TASK GOAL
Please copy every line below that contains the string "Hudson".

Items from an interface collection
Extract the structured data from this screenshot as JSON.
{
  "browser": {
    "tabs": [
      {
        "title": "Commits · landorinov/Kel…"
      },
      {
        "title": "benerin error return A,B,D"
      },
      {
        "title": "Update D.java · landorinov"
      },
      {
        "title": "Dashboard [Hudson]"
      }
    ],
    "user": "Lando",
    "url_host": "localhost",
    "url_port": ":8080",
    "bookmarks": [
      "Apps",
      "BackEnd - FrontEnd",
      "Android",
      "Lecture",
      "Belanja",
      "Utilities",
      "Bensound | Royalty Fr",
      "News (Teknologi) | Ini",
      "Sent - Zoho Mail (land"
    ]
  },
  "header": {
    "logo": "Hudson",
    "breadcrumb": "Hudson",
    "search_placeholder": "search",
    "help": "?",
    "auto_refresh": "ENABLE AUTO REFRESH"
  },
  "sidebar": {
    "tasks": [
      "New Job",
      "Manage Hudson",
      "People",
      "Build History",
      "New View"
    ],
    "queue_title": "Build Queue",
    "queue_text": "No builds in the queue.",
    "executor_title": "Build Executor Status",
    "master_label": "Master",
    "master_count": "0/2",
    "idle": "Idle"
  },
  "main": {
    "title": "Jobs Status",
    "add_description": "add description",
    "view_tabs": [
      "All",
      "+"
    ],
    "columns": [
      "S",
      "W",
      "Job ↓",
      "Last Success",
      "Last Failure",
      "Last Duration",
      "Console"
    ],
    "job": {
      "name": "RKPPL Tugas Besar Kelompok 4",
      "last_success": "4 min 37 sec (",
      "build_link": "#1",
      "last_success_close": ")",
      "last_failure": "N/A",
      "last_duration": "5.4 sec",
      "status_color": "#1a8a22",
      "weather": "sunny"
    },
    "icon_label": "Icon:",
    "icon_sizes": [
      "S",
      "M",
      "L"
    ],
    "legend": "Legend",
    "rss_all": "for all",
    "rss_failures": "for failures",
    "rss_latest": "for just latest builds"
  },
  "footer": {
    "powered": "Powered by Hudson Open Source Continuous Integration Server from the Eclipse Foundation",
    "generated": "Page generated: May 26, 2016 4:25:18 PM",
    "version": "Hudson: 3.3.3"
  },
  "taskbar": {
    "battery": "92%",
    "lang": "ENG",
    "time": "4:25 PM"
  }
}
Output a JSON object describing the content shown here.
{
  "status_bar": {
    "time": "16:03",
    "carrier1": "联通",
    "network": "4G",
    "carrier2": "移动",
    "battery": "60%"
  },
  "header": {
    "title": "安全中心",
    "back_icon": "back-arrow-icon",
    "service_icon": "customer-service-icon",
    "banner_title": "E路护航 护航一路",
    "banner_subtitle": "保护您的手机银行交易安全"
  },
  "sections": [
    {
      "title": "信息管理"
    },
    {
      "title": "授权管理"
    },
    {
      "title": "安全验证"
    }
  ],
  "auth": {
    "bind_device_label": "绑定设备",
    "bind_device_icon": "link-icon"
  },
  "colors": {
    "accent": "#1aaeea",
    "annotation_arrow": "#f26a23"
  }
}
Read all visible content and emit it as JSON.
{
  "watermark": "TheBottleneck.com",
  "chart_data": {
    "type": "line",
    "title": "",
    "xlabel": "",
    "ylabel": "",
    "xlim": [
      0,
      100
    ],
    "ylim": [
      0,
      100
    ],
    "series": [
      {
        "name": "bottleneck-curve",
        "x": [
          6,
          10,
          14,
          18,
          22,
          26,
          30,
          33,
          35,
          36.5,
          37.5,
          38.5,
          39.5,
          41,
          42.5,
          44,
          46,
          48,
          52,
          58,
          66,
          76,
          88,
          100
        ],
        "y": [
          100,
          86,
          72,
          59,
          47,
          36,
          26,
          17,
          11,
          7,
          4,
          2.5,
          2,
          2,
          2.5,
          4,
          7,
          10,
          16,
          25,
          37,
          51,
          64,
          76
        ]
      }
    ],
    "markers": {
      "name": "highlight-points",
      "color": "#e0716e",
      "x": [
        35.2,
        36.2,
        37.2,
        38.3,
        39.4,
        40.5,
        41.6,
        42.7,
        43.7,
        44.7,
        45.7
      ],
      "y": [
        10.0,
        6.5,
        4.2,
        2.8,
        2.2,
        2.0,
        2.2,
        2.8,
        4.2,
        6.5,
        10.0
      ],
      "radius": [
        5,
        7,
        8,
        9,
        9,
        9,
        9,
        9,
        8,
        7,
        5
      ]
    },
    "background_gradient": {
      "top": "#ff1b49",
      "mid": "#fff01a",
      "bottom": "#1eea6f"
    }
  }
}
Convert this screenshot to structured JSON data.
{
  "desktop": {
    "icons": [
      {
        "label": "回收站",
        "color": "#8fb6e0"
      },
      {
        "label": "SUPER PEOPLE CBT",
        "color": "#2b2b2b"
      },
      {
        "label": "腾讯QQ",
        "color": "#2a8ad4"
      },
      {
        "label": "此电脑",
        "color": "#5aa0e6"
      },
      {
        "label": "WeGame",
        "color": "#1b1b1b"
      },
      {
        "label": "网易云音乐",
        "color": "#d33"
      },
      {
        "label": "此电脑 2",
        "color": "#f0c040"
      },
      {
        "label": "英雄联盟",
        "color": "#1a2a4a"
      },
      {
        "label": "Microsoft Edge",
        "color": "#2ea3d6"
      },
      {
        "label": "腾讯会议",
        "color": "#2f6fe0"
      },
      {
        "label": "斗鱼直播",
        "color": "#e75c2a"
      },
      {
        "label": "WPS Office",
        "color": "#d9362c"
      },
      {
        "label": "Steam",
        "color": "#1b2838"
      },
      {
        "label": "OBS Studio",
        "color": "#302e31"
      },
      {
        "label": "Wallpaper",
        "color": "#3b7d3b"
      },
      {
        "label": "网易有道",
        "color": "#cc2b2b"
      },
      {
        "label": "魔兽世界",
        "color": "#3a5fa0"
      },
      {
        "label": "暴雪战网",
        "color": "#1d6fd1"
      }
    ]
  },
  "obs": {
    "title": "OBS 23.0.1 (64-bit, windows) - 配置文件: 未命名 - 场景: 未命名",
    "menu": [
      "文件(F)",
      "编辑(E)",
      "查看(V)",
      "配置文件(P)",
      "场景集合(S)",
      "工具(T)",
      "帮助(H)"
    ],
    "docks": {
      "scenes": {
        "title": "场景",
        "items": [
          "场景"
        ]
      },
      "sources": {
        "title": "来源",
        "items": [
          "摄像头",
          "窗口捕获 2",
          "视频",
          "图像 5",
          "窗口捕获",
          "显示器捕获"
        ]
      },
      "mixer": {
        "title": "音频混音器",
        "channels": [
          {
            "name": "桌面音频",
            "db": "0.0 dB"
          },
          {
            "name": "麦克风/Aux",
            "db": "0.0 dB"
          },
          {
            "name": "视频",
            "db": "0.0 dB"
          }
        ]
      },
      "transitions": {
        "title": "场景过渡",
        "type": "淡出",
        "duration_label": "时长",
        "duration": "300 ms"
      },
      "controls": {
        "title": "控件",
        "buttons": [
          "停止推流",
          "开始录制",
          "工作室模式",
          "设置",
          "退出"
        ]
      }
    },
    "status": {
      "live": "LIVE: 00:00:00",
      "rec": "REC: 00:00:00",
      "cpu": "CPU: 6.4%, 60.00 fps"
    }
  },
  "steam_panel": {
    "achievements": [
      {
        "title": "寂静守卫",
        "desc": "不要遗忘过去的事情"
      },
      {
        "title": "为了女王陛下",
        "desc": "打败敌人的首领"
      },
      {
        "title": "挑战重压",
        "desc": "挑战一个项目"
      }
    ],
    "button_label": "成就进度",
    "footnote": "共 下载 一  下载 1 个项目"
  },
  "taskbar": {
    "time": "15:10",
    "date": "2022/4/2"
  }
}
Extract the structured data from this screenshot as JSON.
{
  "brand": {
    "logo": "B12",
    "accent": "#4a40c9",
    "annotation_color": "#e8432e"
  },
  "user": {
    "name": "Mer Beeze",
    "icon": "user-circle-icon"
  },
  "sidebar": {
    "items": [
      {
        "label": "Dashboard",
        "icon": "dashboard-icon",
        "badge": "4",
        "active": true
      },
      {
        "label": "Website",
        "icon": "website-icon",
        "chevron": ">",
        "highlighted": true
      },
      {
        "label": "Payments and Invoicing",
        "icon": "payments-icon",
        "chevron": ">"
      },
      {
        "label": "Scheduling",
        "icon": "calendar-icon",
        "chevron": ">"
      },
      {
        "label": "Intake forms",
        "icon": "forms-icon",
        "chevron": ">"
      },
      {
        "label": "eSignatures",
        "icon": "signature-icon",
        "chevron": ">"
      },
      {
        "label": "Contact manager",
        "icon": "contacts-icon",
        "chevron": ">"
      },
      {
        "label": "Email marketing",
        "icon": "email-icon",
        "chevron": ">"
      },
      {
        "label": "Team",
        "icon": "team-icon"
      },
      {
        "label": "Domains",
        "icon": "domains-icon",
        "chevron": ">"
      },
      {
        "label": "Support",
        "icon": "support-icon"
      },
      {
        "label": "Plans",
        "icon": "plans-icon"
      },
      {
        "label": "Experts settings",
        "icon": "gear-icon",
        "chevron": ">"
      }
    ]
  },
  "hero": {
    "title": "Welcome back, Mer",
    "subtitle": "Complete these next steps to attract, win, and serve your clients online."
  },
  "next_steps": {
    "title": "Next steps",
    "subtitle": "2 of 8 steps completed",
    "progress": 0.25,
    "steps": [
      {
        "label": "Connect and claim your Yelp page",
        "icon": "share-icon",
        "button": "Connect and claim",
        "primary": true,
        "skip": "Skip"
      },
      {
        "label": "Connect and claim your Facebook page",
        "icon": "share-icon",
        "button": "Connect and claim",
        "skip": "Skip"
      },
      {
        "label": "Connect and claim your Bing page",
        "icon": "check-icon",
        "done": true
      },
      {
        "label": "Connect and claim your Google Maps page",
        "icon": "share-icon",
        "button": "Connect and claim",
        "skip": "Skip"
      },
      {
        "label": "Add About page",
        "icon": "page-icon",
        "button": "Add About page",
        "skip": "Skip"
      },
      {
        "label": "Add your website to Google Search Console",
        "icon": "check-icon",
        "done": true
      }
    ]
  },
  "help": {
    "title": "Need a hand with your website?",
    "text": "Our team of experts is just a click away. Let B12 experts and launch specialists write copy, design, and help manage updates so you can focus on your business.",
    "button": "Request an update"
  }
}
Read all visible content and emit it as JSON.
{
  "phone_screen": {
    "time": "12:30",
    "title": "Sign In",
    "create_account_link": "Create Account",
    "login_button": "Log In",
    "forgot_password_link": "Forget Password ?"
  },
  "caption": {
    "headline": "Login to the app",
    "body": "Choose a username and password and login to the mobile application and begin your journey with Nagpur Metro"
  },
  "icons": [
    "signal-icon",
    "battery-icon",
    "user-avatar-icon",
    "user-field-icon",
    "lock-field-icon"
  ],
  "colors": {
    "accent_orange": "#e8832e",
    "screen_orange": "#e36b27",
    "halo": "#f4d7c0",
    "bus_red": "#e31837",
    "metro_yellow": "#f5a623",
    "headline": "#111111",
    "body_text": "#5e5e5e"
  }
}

FINISHED TASK
        "title": "Dashboard [Hudson]"
    "logo": "Hudson",
    "breadcrumb": "Hudson",
      "Manage Hudson",
    "powered": "Powered by Hudson Open Source Continuous Integration Server from the Eclipse Foundation",
    "version": "Hudson: 3.3.3"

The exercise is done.